Watchwoman on the Wall

Your reasonable Christian service (in this case activism) via email, phone calls and faxes to Congress men and woman made a difference (again) this week, when we scored another victory in the culture war for Chirst, persuading 63 Congressmen–the same Members you’ve been faxing with your petitions to defend DOMA and Christian chaplains– who signed a letter rebuking the Chief of Navy Chaplains Mark Tidd for lawlessness. The 2-star Admiral Chaplain Tidd (a pro-sodomite Presbyterian) had abused his rank by attempting to force all of his junior chaplains to facilitate homosexual weddings in some Navy chapels.
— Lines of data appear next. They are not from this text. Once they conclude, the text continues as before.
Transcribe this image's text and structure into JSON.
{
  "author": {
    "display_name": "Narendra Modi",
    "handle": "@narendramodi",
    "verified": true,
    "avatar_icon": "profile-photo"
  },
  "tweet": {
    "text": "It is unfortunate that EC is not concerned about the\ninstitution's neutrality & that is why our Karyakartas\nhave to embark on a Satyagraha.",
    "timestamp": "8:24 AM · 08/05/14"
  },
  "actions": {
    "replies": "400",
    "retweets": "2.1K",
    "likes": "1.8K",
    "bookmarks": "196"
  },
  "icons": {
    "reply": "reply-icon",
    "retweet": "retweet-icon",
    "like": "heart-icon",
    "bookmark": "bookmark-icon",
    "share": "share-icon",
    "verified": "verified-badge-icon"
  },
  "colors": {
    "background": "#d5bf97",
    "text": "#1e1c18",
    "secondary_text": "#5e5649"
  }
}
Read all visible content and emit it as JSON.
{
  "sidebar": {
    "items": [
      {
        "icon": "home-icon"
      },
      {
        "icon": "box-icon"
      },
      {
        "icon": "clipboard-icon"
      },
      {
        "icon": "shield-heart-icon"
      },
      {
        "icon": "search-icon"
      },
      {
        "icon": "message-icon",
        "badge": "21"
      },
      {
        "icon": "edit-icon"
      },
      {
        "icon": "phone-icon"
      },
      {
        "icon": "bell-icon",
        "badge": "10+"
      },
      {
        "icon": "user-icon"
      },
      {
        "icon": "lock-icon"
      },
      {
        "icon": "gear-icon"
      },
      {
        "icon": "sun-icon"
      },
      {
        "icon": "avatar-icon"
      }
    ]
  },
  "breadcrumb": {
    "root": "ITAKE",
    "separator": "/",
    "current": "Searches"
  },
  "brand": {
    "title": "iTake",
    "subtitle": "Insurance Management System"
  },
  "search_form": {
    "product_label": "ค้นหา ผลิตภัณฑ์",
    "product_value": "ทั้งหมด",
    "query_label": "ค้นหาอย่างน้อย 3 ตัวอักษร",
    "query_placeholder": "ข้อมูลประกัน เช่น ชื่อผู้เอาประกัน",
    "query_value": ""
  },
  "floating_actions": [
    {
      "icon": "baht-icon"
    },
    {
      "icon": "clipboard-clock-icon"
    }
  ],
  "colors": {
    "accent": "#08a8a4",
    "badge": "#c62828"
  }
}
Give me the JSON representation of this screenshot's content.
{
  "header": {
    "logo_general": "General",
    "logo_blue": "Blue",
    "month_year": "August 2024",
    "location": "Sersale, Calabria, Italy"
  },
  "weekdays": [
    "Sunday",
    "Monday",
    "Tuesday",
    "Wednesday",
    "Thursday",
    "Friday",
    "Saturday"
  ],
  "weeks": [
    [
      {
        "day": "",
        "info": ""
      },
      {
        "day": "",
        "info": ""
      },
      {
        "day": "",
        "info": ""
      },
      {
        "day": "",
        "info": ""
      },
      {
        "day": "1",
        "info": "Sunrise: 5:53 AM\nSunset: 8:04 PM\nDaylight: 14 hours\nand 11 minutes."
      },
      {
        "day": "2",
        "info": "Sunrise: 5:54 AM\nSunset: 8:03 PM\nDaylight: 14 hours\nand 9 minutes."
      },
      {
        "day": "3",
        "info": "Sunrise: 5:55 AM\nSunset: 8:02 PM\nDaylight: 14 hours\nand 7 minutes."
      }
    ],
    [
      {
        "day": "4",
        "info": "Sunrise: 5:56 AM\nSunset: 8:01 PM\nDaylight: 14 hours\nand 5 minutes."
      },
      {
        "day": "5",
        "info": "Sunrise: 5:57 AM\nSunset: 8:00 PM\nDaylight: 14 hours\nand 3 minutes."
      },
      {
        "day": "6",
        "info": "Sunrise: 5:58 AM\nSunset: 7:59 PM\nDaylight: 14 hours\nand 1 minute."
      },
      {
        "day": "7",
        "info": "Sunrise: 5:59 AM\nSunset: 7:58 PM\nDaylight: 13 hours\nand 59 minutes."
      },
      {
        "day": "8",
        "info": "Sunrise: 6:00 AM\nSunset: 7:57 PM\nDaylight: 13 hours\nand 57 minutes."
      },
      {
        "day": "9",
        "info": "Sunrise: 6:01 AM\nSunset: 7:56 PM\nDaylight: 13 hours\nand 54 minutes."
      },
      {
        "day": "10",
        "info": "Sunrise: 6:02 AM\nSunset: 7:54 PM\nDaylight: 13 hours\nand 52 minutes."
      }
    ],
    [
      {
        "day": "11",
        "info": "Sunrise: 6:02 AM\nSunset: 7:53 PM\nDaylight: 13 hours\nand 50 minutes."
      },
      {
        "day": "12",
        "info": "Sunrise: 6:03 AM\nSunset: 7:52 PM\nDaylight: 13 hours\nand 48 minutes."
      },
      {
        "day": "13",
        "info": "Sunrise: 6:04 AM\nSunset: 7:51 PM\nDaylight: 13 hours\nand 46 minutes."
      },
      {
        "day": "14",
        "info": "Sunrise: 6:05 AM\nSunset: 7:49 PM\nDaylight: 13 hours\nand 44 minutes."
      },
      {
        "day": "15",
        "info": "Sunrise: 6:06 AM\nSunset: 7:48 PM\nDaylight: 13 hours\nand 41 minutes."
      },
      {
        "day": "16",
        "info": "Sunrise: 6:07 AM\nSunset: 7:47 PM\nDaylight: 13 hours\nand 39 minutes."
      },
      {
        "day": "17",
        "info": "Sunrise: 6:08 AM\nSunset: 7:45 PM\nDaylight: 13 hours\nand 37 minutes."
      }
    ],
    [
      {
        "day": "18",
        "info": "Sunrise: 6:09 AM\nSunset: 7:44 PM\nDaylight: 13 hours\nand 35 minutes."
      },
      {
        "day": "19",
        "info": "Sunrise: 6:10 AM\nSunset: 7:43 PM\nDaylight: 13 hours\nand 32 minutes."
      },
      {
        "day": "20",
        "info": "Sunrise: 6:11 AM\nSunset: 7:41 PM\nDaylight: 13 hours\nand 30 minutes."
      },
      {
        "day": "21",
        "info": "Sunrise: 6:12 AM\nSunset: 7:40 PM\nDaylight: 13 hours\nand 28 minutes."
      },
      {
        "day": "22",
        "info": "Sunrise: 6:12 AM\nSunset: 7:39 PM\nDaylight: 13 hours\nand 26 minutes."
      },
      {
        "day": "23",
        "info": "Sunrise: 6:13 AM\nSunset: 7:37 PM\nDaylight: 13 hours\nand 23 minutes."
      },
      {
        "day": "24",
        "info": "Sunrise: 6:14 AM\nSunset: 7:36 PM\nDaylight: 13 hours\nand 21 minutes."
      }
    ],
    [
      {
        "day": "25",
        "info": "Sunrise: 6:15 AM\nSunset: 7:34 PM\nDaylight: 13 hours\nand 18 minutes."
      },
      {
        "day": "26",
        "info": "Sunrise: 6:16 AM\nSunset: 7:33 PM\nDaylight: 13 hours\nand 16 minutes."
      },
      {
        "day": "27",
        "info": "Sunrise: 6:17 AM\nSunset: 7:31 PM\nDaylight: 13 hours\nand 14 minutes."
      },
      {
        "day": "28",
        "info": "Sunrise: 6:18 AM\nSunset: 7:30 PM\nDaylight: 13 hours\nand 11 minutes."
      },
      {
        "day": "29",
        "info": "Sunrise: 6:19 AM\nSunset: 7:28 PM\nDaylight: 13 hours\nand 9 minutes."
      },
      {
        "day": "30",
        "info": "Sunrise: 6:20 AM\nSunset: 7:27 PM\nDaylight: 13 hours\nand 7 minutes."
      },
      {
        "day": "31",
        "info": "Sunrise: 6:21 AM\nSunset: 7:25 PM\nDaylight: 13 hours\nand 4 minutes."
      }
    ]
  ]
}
But when confronted by Congress for his violations of the 1996 Defense of Marriage Act, Tidd repented and shelved his own homosexual wedding policy “pending further legal review and interdepartmental coordination.”

“Reasonable service” is required of Christians.  Romans 12:1 – KJV

Click Here to see a copy of the heroic letter signed by 63 Congressmen

Chaplain Gordon James Klingenschmitt

Who is Chaplain Gordon James Klingenschmitt? “Chaps” is a PhD Theology candidate, Air Force Academy graduate, motivational speaker, and former U.S. Navy Chaplain who made national headlines and was vindicated by Congress after he took a stand for the rights of military chaplains to pray publicly “in Jesus’ name.” By sacrificing his own 16-year career and a million dollar pension, by demanding his own court martial for the “crime” of worshiping in public, he inspired 300,000 petitioners, 85% of polled voters, 35 pro-family groups, and 75 Congressmen who mobilized to overturn the national military “non-sectarian prayer” policy,  restoring the rights of military chaplains of all faiths to pray publicly, in uniform, according to the dictates of their conscience, even if they pray “in Jesus’ name.”

Read more from the courageous Chaplain Gordon James Klingenschmitt who defied his superior officers and continued to pray in the name of Jesus until he was kicked out of the Navy.

Click here:

Join the Discussion
comments powered by Disqus